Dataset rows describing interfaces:

== Segment start ==

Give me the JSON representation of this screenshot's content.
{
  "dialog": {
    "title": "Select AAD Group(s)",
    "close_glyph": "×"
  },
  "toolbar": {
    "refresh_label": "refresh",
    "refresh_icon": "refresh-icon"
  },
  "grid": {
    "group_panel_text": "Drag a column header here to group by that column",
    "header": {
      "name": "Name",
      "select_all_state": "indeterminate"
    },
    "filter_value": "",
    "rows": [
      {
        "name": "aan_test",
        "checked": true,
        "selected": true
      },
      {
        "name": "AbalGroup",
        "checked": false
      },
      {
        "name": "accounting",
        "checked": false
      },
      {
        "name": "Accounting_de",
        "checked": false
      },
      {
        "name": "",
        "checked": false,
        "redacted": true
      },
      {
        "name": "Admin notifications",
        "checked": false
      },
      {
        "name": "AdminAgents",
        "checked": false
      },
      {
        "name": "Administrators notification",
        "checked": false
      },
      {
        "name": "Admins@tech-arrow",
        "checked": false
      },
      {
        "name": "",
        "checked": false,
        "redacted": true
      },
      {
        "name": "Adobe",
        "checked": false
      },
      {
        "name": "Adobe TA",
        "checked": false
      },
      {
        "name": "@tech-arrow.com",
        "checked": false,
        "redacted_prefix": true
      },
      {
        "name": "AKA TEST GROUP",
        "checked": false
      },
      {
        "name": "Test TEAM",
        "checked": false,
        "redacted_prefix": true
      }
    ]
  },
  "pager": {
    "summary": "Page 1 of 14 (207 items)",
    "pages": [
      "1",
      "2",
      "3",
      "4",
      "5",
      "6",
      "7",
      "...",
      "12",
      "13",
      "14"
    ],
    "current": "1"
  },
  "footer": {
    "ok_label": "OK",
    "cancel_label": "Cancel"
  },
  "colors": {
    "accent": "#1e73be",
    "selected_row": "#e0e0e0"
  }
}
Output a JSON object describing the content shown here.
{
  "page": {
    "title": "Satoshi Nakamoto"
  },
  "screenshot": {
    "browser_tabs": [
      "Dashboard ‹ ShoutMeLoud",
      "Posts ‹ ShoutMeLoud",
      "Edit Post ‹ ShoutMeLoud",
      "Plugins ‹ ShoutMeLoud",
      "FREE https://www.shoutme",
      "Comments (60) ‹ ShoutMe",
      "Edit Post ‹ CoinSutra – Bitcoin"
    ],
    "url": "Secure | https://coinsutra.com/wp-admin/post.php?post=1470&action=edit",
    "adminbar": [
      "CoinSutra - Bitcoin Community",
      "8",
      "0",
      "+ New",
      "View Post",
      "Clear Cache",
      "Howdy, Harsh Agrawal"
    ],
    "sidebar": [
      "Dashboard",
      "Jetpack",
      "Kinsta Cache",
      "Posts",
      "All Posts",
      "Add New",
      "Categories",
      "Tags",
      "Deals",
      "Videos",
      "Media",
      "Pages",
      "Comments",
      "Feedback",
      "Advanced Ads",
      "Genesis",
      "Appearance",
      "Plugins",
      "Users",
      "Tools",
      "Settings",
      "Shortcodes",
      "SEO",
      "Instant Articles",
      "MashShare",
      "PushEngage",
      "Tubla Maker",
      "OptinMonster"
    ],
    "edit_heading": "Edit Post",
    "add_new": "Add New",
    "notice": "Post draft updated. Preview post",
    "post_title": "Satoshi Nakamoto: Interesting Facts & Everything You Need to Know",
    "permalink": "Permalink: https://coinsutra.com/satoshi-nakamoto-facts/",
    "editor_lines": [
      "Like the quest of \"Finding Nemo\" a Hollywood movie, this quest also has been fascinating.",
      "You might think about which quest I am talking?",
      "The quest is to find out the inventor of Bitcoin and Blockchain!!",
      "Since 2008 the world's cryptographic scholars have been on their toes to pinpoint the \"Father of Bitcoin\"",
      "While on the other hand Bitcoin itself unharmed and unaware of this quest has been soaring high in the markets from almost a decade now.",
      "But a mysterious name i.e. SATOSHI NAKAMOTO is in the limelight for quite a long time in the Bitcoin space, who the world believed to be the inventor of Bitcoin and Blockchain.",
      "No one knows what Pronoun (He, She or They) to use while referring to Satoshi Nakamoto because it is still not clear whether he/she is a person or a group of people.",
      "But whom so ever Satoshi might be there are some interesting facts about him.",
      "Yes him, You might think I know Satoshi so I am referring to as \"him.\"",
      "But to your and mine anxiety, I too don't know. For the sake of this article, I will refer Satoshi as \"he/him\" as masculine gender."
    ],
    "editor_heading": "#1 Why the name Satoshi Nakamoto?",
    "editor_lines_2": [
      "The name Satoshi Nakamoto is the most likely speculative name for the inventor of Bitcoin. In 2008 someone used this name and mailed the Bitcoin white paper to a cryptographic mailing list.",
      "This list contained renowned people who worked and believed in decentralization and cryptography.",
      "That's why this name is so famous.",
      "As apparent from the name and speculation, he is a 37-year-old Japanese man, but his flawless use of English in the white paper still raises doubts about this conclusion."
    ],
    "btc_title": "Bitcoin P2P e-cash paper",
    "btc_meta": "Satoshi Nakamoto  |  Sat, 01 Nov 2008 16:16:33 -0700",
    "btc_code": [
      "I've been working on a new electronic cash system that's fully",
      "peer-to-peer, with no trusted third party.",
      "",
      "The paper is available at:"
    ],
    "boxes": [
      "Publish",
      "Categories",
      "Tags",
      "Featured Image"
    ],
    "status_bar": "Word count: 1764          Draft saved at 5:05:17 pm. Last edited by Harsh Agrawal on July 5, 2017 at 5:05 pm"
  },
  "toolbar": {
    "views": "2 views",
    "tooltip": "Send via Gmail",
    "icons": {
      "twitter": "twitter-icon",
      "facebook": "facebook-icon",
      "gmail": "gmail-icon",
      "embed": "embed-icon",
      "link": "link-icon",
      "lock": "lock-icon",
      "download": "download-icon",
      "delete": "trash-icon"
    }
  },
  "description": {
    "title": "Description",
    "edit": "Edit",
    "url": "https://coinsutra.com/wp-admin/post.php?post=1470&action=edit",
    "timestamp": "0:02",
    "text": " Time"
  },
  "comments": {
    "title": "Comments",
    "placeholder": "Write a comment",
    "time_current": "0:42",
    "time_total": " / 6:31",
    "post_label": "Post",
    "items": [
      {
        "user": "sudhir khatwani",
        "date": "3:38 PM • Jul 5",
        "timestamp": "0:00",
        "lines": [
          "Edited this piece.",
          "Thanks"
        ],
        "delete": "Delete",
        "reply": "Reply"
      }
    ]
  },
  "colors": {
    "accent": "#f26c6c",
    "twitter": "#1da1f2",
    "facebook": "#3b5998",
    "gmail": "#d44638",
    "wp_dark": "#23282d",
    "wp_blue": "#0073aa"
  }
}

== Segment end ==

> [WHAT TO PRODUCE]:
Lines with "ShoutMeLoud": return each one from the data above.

> [SOLVED EXERCISE]:
      "Dashboard ‹ ShoutMeLoud",
      "Posts ‹ ShoutMeLoud",
      "Edit Post ‹ ShoutMeLoud",
      "Plugins ‹ ShoutMeLoud",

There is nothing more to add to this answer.